Interface dataset entries
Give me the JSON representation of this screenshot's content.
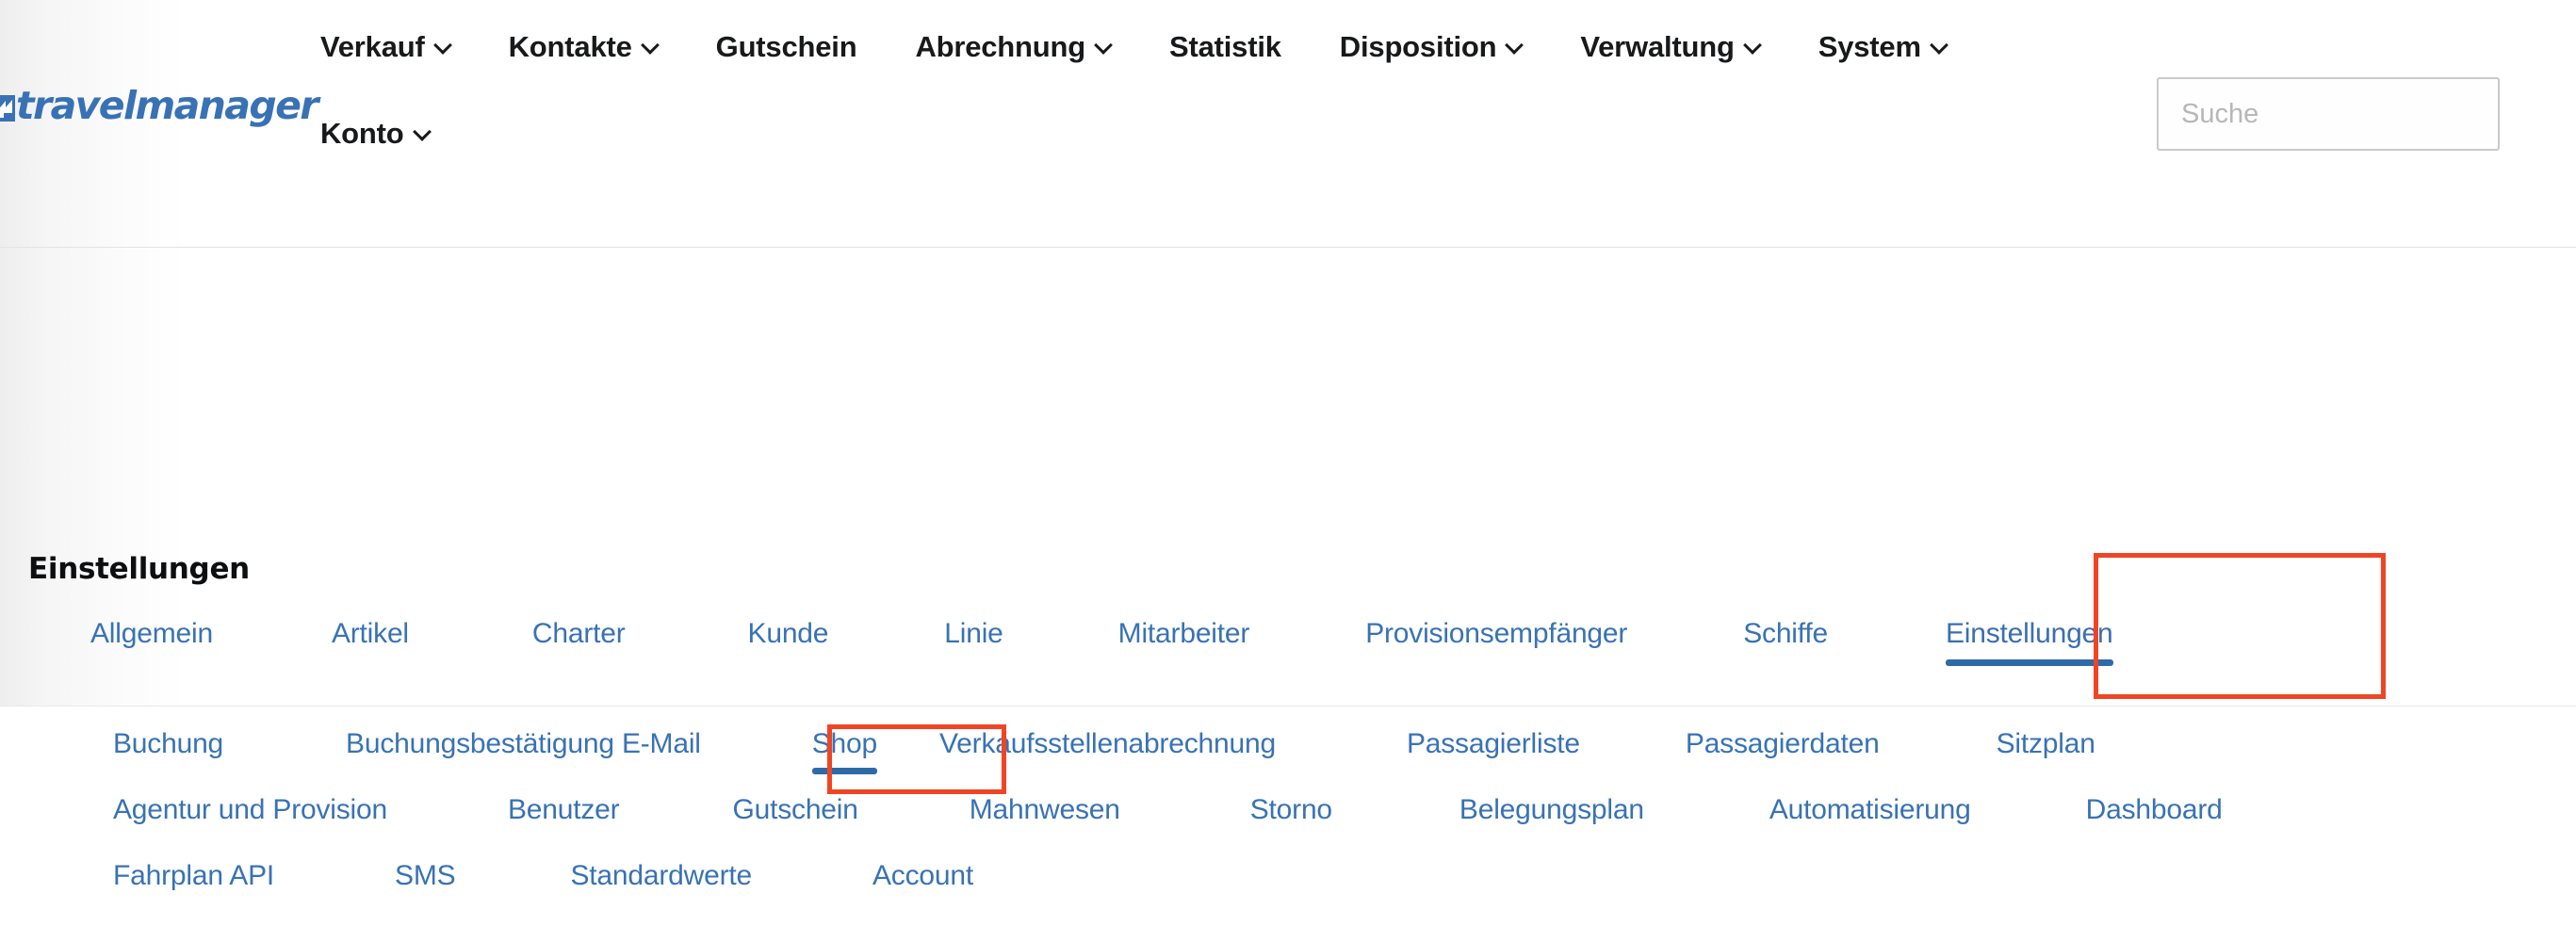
{
  "brand": {
    "name": "travelmanager",
    "mark_icon": "travelmanager-logo-mark",
    "color": "#3872b5"
  },
  "header": {
    "nav_row_1": [
      {
        "label": "Verkauf",
        "has_caret": true
      },
      {
        "label": "Kontakte",
        "has_caret": true
      },
      {
        "label": "Gutschein",
        "has_caret": false
      },
      {
        "label": "Abrechnung",
        "has_caret": true
      },
      {
        "label": "Statistik",
        "has_caret": false
      },
      {
        "label": "Disposition",
        "has_caret": true
      },
      {
        "label": "Verwaltung",
        "has_caret": true
      },
      {
        "label": "System",
        "has_caret": true
      }
    ],
    "nav_row_2": [
      {
        "label": "Konto",
        "has_caret": true
      }
    ],
    "search": {
      "placeholder": "Suche",
      "value": ""
    }
  },
  "main": {
    "page_title": "Einstellungen",
    "tabs": [
      {
        "label": "Allgemein",
        "active": false
      },
      {
        "label": "Artikel",
        "active": false
      },
      {
        "label": "Charter",
        "active": false
      },
      {
        "label": "Kunde",
        "active": false
      },
      {
        "label": "Linie",
        "active": false
      },
      {
        "label": "Mitarbeiter",
        "active": false
      },
      {
        "label": "Provisionsempfänger",
        "active": false
      },
      {
        "label": "Schiffe",
        "active": false
      },
      {
        "label": "Einstellungen",
        "active": true
      }
    ],
    "subtab_rows": [
      [
        {
          "label": "Buchung",
          "active": false
        },
        {
          "label": "Buchungsbestätigung E-Mail",
          "active": false
        },
        {
          "label": "Shop",
          "active": true
        },
        {
          "label": "Verkaufsstellenabrechnung",
          "active": false
        },
        {
          "label": "Passagierliste",
          "active": false
        },
        {
          "label": "Passagierdaten",
          "active": false
        },
        {
          "label": "Sitzplan",
          "active": false
        }
      ],
      [
        {
          "label": "Agentur und Provision",
          "active": false
        },
        {
          "label": "Benutzer",
          "active": false
        },
        {
          "label": "Gutschein",
          "active": false
        },
        {
          "label": "Mahnwesen",
          "active": false
        },
        {
          "label": "Storno",
          "active": false
        },
        {
          "label": "Belegungsplan",
          "active": false
        },
        {
          "label": "Automatisierung",
          "active": false
        },
        {
          "label": "Dashboard",
          "active": false
        }
      ],
      [
        {
          "label": "Fahrplan API",
          "active": false
        },
        {
          "label": "SMS",
          "active": false
        },
        {
          "label": "Standardwerte",
          "active": false
        },
        {
          "label": "Account",
          "active": false
        }
      ]
    ],
    "annotations": [
      {
        "target": "Einstellungen",
        "color": "#f04524"
      },
      {
        "target": "Shop",
        "color": "#f04524"
      }
    ],
    "accent_color": "#3872b5",
    "active_underline_color": "#2e6aa8"
  }
}
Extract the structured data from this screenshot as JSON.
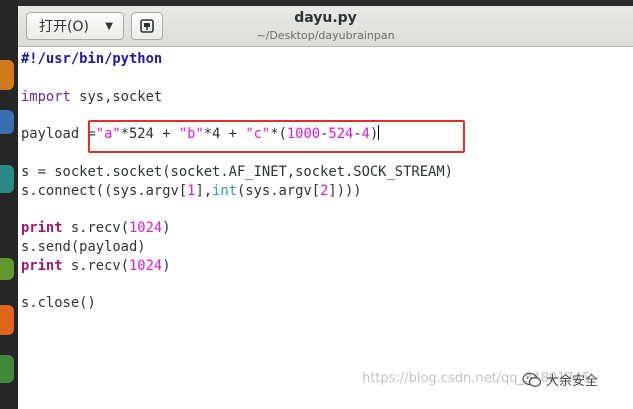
{
  "header": {
    "open_button_label": "打开(O)",
    "title": "dayu.py",
    "subtitle": "~/Desktop/dayubrainpan"
  },
  "code": {
    "l1": "#!/usr/bin/python",
    "l3_kw": "import",
    "l3_rest": " sys,socket",
    "l5_a": "payload =",
    "l5_s1": "\"a\"",
    "l5_b": "*524 + ",
    "l5_s2": "\"b\"",
    "l5_c": "*4 + ",
    "l5_s3": "\"c\"",
    "l5_d": "*(",
    "l5_n1": "1000",
    "l5_e": "-",
    "l5_n2": "524",
    "l5_f": "-",
    "l5_n3": "4",
    "l5_g": ")",
    "l7": "s = socket.socket(socket.AF_INET,socket.SOCK_STREAM)",
    "l8_a": "s.connect((sys.argv[",
    "l8_n1": "1",
    "l8_b": "],",
    "l8_int": "int",
    "l8_c": "(sys.argv[",
    "l8_n2": "2",
    "l8_d": "])))",
    "l10_kw": "print",
    "l10_a": " s.recv(",
    "l10_n": "1024",
    "l10_b": ")",
    "l11": "s.send(payload)",
    "l12_kw": "print",
    "l12_a": " s.recv(",
    "l12_n": "1024",
    "l12_b": ")",
    "l14": "s.close()"
  },
  "watermark": {
    "url": "https://blog.csdn.net/qq_34801745",
    "brand": "大余安全"
  },
  "colors": {
    "highlight_box": "#e0302b",
    "string_number": "#e11ccf",
    "keyword": "#a5196b",
    "builtin": "#2e9ab3"
  }
}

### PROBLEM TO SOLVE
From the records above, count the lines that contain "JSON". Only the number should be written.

### SOLUTION FOR THIS PROBLEM
2